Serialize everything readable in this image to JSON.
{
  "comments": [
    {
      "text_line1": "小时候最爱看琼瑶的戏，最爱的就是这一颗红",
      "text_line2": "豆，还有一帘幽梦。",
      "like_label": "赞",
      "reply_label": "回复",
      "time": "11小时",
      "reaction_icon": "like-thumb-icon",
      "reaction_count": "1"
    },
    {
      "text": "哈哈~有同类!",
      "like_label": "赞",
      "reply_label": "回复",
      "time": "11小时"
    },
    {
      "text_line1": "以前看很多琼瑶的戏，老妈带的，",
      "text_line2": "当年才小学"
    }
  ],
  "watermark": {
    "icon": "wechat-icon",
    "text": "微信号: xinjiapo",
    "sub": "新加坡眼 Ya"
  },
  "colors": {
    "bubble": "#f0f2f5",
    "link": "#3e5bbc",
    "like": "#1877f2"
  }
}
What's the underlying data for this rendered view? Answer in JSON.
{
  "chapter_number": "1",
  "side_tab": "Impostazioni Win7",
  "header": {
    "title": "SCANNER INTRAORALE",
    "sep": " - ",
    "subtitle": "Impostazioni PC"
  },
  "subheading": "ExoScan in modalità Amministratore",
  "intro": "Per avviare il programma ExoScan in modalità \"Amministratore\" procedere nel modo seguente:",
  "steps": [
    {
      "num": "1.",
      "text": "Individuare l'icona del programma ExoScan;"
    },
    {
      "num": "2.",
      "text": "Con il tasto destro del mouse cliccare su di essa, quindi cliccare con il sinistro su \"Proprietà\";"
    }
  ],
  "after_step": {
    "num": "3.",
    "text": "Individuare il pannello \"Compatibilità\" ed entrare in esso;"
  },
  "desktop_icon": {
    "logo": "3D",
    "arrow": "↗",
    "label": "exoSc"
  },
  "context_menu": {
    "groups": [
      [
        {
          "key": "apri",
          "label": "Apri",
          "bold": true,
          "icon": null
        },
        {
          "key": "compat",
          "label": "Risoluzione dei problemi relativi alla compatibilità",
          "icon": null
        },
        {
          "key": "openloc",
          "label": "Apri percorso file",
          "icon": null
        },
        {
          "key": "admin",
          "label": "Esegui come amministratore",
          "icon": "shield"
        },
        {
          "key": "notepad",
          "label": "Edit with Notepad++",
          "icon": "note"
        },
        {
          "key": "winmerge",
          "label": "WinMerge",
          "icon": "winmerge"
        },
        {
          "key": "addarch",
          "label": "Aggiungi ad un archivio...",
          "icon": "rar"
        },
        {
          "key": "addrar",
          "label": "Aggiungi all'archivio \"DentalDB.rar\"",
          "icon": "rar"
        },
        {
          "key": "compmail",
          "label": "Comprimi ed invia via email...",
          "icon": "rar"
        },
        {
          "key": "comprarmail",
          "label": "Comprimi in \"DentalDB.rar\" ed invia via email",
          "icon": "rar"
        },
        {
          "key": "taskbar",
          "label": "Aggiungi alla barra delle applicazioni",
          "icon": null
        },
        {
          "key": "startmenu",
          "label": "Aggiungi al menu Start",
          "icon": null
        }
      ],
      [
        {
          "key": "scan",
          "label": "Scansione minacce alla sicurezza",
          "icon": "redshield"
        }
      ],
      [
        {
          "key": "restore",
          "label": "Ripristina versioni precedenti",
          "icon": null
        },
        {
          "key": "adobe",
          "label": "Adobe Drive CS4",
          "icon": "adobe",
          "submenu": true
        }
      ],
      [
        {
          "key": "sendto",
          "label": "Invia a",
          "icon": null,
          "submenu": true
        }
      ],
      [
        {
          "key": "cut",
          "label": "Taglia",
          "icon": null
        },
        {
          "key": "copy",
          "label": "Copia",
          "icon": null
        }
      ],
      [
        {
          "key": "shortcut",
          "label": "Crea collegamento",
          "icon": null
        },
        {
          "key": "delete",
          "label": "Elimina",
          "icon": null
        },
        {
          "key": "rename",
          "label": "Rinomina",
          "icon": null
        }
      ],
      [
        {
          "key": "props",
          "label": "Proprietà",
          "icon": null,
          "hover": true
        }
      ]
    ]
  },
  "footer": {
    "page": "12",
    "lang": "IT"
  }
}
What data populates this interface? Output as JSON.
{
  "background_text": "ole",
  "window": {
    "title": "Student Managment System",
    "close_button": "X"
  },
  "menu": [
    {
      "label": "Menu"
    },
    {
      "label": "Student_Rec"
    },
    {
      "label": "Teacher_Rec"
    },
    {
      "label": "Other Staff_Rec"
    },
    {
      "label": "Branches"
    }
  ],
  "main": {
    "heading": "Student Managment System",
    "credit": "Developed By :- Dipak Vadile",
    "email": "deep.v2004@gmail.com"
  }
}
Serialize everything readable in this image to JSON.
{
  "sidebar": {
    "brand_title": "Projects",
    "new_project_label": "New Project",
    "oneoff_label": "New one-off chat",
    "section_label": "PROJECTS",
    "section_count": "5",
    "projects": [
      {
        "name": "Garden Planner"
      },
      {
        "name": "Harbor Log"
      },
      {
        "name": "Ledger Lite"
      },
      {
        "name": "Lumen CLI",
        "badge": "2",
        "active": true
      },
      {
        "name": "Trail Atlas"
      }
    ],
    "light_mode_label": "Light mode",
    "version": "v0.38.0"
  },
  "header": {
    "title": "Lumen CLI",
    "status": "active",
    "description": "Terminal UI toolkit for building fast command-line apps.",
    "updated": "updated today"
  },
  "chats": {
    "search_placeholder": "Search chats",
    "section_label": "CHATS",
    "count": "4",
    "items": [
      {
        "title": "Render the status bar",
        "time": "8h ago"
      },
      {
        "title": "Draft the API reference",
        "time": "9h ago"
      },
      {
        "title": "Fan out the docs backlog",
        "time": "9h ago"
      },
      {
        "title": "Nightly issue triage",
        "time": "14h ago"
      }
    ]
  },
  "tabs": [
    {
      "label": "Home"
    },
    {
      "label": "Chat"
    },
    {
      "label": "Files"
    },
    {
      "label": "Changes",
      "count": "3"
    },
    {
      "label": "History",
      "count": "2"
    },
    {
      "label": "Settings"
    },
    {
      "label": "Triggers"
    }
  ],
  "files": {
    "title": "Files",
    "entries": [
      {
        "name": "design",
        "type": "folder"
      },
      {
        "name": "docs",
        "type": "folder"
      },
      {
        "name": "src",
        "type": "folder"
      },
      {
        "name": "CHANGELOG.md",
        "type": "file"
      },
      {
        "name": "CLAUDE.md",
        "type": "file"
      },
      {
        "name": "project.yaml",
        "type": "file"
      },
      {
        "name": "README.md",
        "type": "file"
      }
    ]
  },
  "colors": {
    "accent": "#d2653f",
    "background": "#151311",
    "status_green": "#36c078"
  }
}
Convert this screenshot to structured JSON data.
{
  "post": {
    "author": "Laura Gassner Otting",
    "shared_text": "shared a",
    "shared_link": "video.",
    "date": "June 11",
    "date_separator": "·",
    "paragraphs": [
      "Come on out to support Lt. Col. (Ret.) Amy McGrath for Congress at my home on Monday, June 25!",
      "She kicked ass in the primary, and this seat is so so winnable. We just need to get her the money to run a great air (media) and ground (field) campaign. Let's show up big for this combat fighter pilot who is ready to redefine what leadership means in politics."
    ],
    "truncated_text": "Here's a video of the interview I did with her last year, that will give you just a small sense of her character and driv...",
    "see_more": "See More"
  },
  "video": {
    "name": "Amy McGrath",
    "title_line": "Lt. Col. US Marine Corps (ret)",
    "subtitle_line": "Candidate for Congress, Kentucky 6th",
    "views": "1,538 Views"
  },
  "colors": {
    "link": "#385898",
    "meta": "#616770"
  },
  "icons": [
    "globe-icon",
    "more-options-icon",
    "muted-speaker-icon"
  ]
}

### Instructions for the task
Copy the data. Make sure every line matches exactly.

### Your response
Serialize everything readable in this image to JSON.
{
  "comments": [
    {
      "text_line1": "小时候最爱看琼瑶的戏，最爱的就是这一颗红",
      "text_line2": "豆，还有一帘幽梦。",
      "like_label": "赞",
      "reply_label": "回复",
      "time": "11小时",
      "reaction_icon": "like-thumb-icon",
      "reaction_count": "1"
    },
    {
      "text": "哈哈~有同类!",
      "like_label": "赞",
      "reply_label": "回复",
      "time": "11小时"
    },
    {
      "text_line1": "以前看很多琼瑶的戏，老妈带的，",
      "text_line2": "当年才小学"
    }
  ],
  "watermark": {
    "icon": "wechat-icon",
    "text": "微信号: xinjiapo",
    "sub": "新加坡眼 Ya"
  },
  "colors": {
    "bubble": "#f0f2f5",
    "link": "#3e5bbc",
    "like": "#1877f2"
  }
}
What's the underlying data for this rendered view? Answer in JSON.
{
  "chapter_number": "1",
  "side_tab": "Impostazioni Win7",
  "header": {
    "title": "SCANNER INTRAORALE",
    "sep": " - ",
    "subtitle": "Impostazioni PC"
  },
  "subheading": "ExoScan in modalità Amministratore",
  "intro": "Per avviare il programma ExoScan in modalità \"Amministratore\" procedere nel modo seguente:",
  "steps": [
    {
      "num": "1.",
      "text": "Individuare l'icona del programma ExoScan;"
    },
    {
      "num": "2.",
      "text": "Con il tasto destro del mouse cliccare su di essa, quindi cliccare con il sinistro su \"Proprietà\";"
    }
  ],
  "after_step": {
    "num": "3.",
    "text": "Individuare il pannello \"Compatibilità\" ed entrare in esso;"
  },
  "desktop_icon": {
    "logo": "3D",
    "arrow": "↗",
    "label": "exoSc"
  },
  "context_menu": {
    "groups": [
      [
        {
          "key": "apri",
          "label": "Apri",
          "bold": true,
          "icon": null
        },
        {
          "key": "compat",
          "label": "Risoluzione dei problemi relativi alla compatibilità",
          "icon": null
        },
        {
          "key": "openloc",
          "label": "Apri percorso file",
          "icon": null
        },
        {
          "key": "admin",
          "label": "Esegui come amministratore",
          "icon": "shield"
        },
        {
          "key": "notepad",
          "label": "Edit with Notepad++",
          "icon": "note"
        },
        {
          "key": "winmerge",
          "label": "WinMerge",
          "icon": "winmerge"
        },
        {
          "key": "addarch",
          "label": "Aggiungi ad un archivio...",
          "icon": "rar"
        },
        {
          "key": "addrar",
          "label": "Aggiungi all'archivio \"DentalDB.rar\"",
          "icon": "rar"
        },
        {
          "key": "compmail",
          "label": "Comprimi ed invia via email...",
          "icon": "rar"
        },
        {
          "key": "comprarmail",
          "label": "Comprimi in \"DentalDB.rar\" ed invia via email",
          "icon": "rar"
        },
        {
          "key": "taskbar",
          "label": "Aggiungi alla barra delle applicazioni",
          "icon": null
        },
        {
          "key": "startmenu",
          "label": "Aggiungi al menu Start",
          "icon": null
        }
      ],
      [
        {
          "key": "scan",
          "label": "Scansione minacce alla sicurezza",
          "icon": "redshield"
        }
      ],
      [
        {
          "key": "restore",
          "label": "Ripristina versioni precedenti",
          "icon": null
        },
        {
          "key": "adobe",
          "label": "Adobe Drive CS4",
          "icon": "adobe",
          "submenu": true
        }
      ],
      [
        {
          "key": "sendto",
          "label": "Invia a",
          "icon": null,
          "submenu": true
        }
      ],
      [
        {
          "key": "cut",
          "label": "Taglia",
          "icon": null
        },
        {
          "key": "copy",
          "label": "Copia",
          "icon": null
        }
      ],
      [
        {
          "key": "shortcut",
          "label": "Crea collegamento",
          "icon": null
        },
        {
          "key": "delete",
          "label": "Elimina",
          "icon": null
        },
        {
          "key": "rename",
          "label": "Rinomina",
          "icon": null
        }
      ],
      [
        {
          "key": "props",
          "label": "Proprietà",
          "icon": null,
          "hover": true
        }
      ]
    ]
  },
  "footer": {
    "page": "12",
    "lang": "IT"
  }
}
What data populates this interface? Output as JSON.
{
  "background_text": "ole",
  "window": {
    "title": "Student Managment System",
    "close_button": "X"
  },
  "menu": [
    {
      "label": "Menu"
    },
    {
      "label": "Student_Rec"
    },
    {
      "label": "Teacher_Rec"
    },
    {
      "label": "Other Staff_Rec"
    },
    {
      "label": "Branches"
    }
  ],
  "main": {
    "heading": "Student Managment System",
    "credit": "Developed By :- Dipak Vadile",
    "email": "deep.v2004@gmail.com"
  }
}
Serialize everything readable in this image to JSON.
{
  "sidebar": {
    "brand_title": "Projects",
    "new_project_label": "New Project",
    "oneoff_label": "New one-off chat",
    "section_label": "PROJECTS",
    "section_count": "5",
    "projects": [
      {
        "name": "Garden Planner"
      },
      {
        "name": "Harbor Log"
      },
      {
        "name": "Ledger Lite"
      },
      {
        "name": "Lumen CLI",
        "badge": "2",
        "active": true
      },
      {
        "name": "Trail Atlas"
      }
    ],
    "light_mode_label": "Light mode",
    "version": "v0.38.0"
  },
  "header": {
    "title": "Lumen CLI",
    "status": "active",
    "description": "Terminal UI toolkit for building fast command-line apps.",
    "updated": "updated today"
  },
  "chats": {
    "search_placeholder": "Search chats",
    "section_label": "CHATS",
    "count": "4",
    "items": [
      {
        "title": "Render the status bar",
        "time": "8h ago"
      },
      {
        "title": "Draft the API reference",
        "time": "9h ago"
      },
      {
        "title": "Fan out the docs backlog",
        "time": "9h ago"
      },
      {
        "title": "Nightly issue triage",
        "time": "14h ago"
      }
    ]
  },
  "tabs": [
    {
      "label": "Home"
    },
    {
      "label": "Chat"
    },
    {
      "label": "Files"
    },
    {
      "label": "Changes",
      "count": "3"
    },
    {
      "label": "History",
      "count": "2"
    },
    {
      "label": "Settings"
    },
    {
      "label": "Triggers"
    }
  ],
  "files": {
    "title": "Files",
    "entries": [
      {
        "name": "design",
        "type": "folder"
      },
      {
        "name": "docs",
        "type": "folder"
      },
      {
        "name": "src",
        "type": "folder"
      },
      {
        "name": "CHANGELOG.md",
        "type": "file"
      },
      {
        "name": "CLAUDE.md",
        "type": "file"
      },
      {
        "name": "project.yaml",
        "type": "file"
      },
      {
        "name": "README.md",
        "type": "file"
      }
    ]
  },
  "colors": {
    "accent": "#d2653f",
    "background": "#151311",
    "status_green": "#36c078"
  }
}
Convert this screenshot to structured JSON data.
{
  "post": {
    "author": "Laura Gassner Otting",
    "shared_text": "shared a",
    "shared_link": "video.",
    "date": "June 11",
    "date_separator": "·",
    "paragraphs": [
      "Come on out to support Lt. Col. (Ret.) Amy McGrath for Congress at my home on Monday, June 25!",
      "She kicked ass in the primary, and this seat is so so winnable. We just need to get her the money to run a great air (media) and ground (field) campaign. Let's show up big for this combat fighter pilot who is ready to redefine what leadership means in politics."
    ],
    "truncated_text": "Here's a video of the interview I did with her last year, that will give you just a small sense of her character and driv...",
    "see_more": "See More"
  },
  "video": {
    "name": "Amy McGrath",
    "title_line": "Lt. Col. US Marine Corps (ret)",
    "subtitle_line": "Candidate for Congress, Kentucky 6th",
    "views": "1,538 Views"
  },
  "colors": {
    "link": "#385898",
    "meta": "#616770"
  },
  "icons": [
    "globe-icon",
    "more-options-icon",
    "muted-speaker-icon"
  ]
}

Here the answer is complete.